Hello. I am a Technical Evangelist here at Kentico and will be helping the technical community by providing guidance and best practices for all areas of the product. I might also do some karaoke. We'll see how it the night goes...

Comments

Bryan Soltis commented on

Thank you, Cheryl! I will have to deploy a few more sites to fully understand the process, but your notes will definitely help!

Cheryl MacDonald commented on

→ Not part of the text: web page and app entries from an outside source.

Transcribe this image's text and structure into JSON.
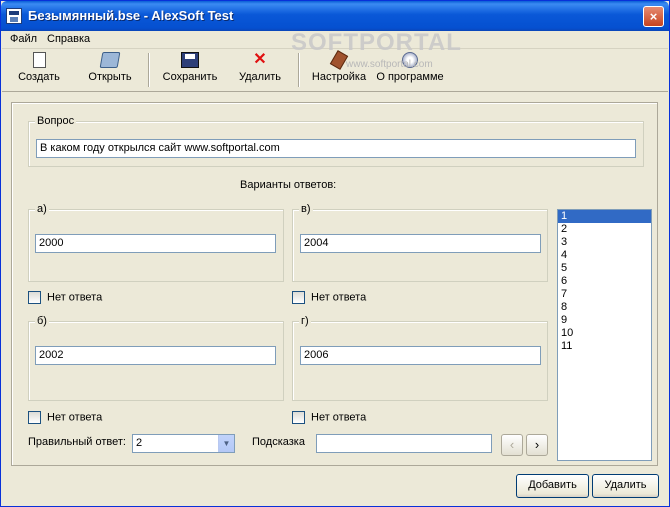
{
  "window": {
    "title": "Безымянный.bse - AlexSoft Test",
    "close_label": "×"
  },
  "watermark": {
    "main": "SOFTPORTAL",
    "sub": "www.softportal.com"
  },
  "menu": {
    "items": [
      {
        "label": "Файл"
      },
      {
        "label": "Справка"
      }
    ]
  },
  "toolbar": {
    "create": "Создать",
    "open": "Открыть",
    "save": "Сохранить",
    "delete": "Удалить",
    "settings": "Настройка",
    "about": "О программе"
  },
  "question": {
    "group_label": "Вопрос",
    "value": "В каком году открылся сайт www.softportal.com"
  },
  "answers": {
    "heading": "Варианты ответов:",
    "a": {
      "label": "а)",
      "value": "2000",
      "no_answer": "Нет ответа"
    },
    "v": {
      "label": "в)",
      "value": "2004",
      "no_answer": "Нет ответа"
    },
    "b": {
      "label": "б)",
      "value": "2002",
      "no_answer": "Нет ответа"
    },
    "g": {
      "label": "г)",
      "value": "2006",
      "no_answer": "Нет ответа"
    }
  },
  "correct_answer": {
    "label": "Правильный ответ:",
    "value": "2"
  },
  "hint": {
    "label": "Подсказка",
    "value": ""
  },
  "nav": {
    "prev": "‹",
    "next": "›"
  },
  "list": {
    "items": [
      "1",
      "2",
      "3",
      "4",
      "5",
      "6",
      "7",
      "8",
      "9",
      "10",
      "11"
    ],
    "selected_index": 0
  },
  "buttons": {
    "add": "Добавить",
    "remove": "Удалить"
  }
}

In my experience the way to deploy a database to RDS or restore a database from RDS is to:
1. Recreate schema on new database by using the 'Generate Scripts' tool in SSMS to create a script to recreate the schema of your database. There is an Advanced option where you can disable the scripting of Foreign Keys - which you don't want to copy at this point. Run this script on your new database instance.
2. Transfer the data by using the 'Export Data' option in SSMS and set your new database as the target. Only select 'Tables' to copy data from and not 'Views', otherwise your Views will be created as Tables. Also ensure you're 'Enabling Identity Insert' on 'Edit Mappings' option.
3. Add Foreign Keys onto target table by once again using 'Generate Scripts' tool and deselecting everything apart from 'Script foreign keys' option. Edit the script before running it to remove the 'CREATE TABLE' statements.

Bryan Soltis commented on

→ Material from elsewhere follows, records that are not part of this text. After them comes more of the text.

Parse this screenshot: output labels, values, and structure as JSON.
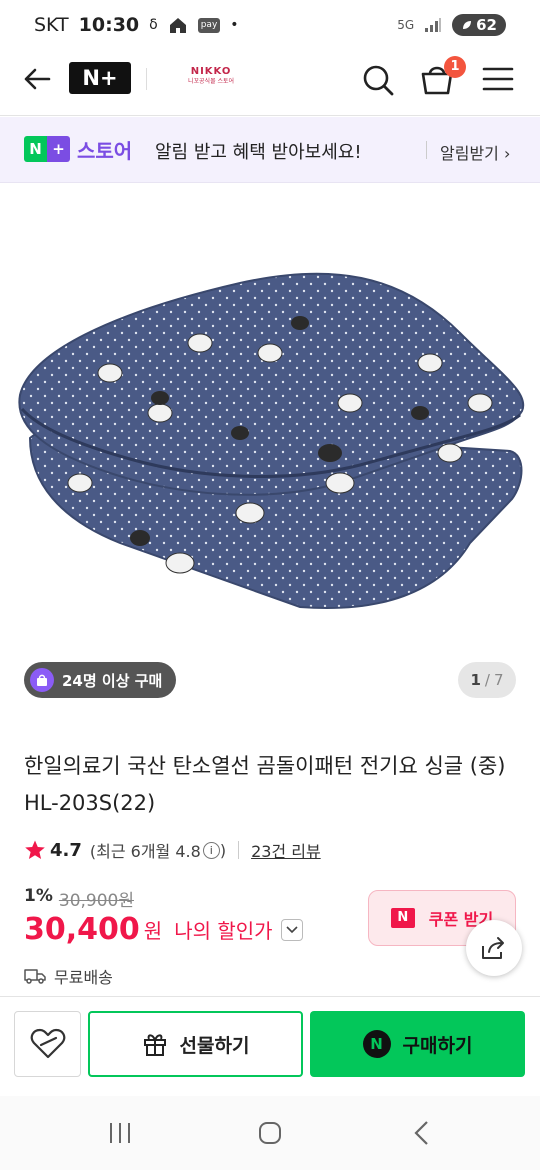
{
  "status_bar": {
    "carrier": "SKT",
    "time": "10:30",
    "pay_label": "pay",
    "network": "5G",
    "battery": "62"
  },
  "header": {
    "logo": "N+",
    "seller_logo_main": "NIKKO",
    "seller_logo_sub": "니꼬공식몰 스토어",
    "cart_count": "1"
  },
  "banner": {
    "logo_n": "N",
    "logo_plus": "+",
    "store_label": "스토어",
    "message": "알림 받고 혜택 받아보세요!",
    "action": "알림받기"
  },
  "gallery": {
    "purchase_badge": "24명 이상 구매",
    "page_current": "1",
    "page_sep": "/",
    "page_total": "7"
  },
  "product": {
    "title": "한일의료기 국산 탄소열선 곰돌이패턴 전기요 싱글 (중) HL-203S(22)",
    "rating": "4.7",
    "recent_rating": "(최근 6개월 4.8",
    "recent_rating_close": ")",
    "info_icon": "i",
    "review_count": "23건 리뷰",
    "discount_rate": "1%",
    "original_price": "30,900원",
    "sale_price": "30,400",
    "currency": "원",
    "my_price_label": "나의 할인가",
    "coupon_icon": "N",
    "coupon_label": "쿠폰 받기",
    "shipping": "무료배송"
  },
  "actions": {
    "gift_label": "선물하기",
    "buy_label": "구매하기",
    "buy_icon": "N"
  },
  "colors": {
    "naver_green": "#03c75a",
    "plus_purple": "#7b4de3",
    "price_red": "#f0174a",
    "blanket_navy": "#4a5a86"
  },
  "icons": {
    "back": "back-arrow-icon",
    "search": "search-icon",
    "cart": "cart-icon",
    "menu": "hamburger-menu-icon",
    "share": "share-icon",
    "wishlist": "heart-icon",
    "gift": "gift-icon",
    "truck": "truck-icon"
  }
}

Hi John,

In looking at the Amazon Documentation, I don't think RESTORE is an option for AWS:

http://docs.aws.amazon.com/AmazonRDS/latest/UserGuide/SQLServer.Procedural.Importing.html

They do have some guidance for importing data:

http://docs.aws.amazon.com/AmazonRDS/latest/UserGuide/SQLServer.Procedural.Importing.html#SQLServer.Procedural.Importing.Procedure

Azure allows direct integration with SSMS, just saying. :)

John commented on

You mentioned you let Kentico think there wasn’t a DB and had it go through the setup process. So how do you deploy your existing db? As far as I know, you can't restore a .bak file on to AWS.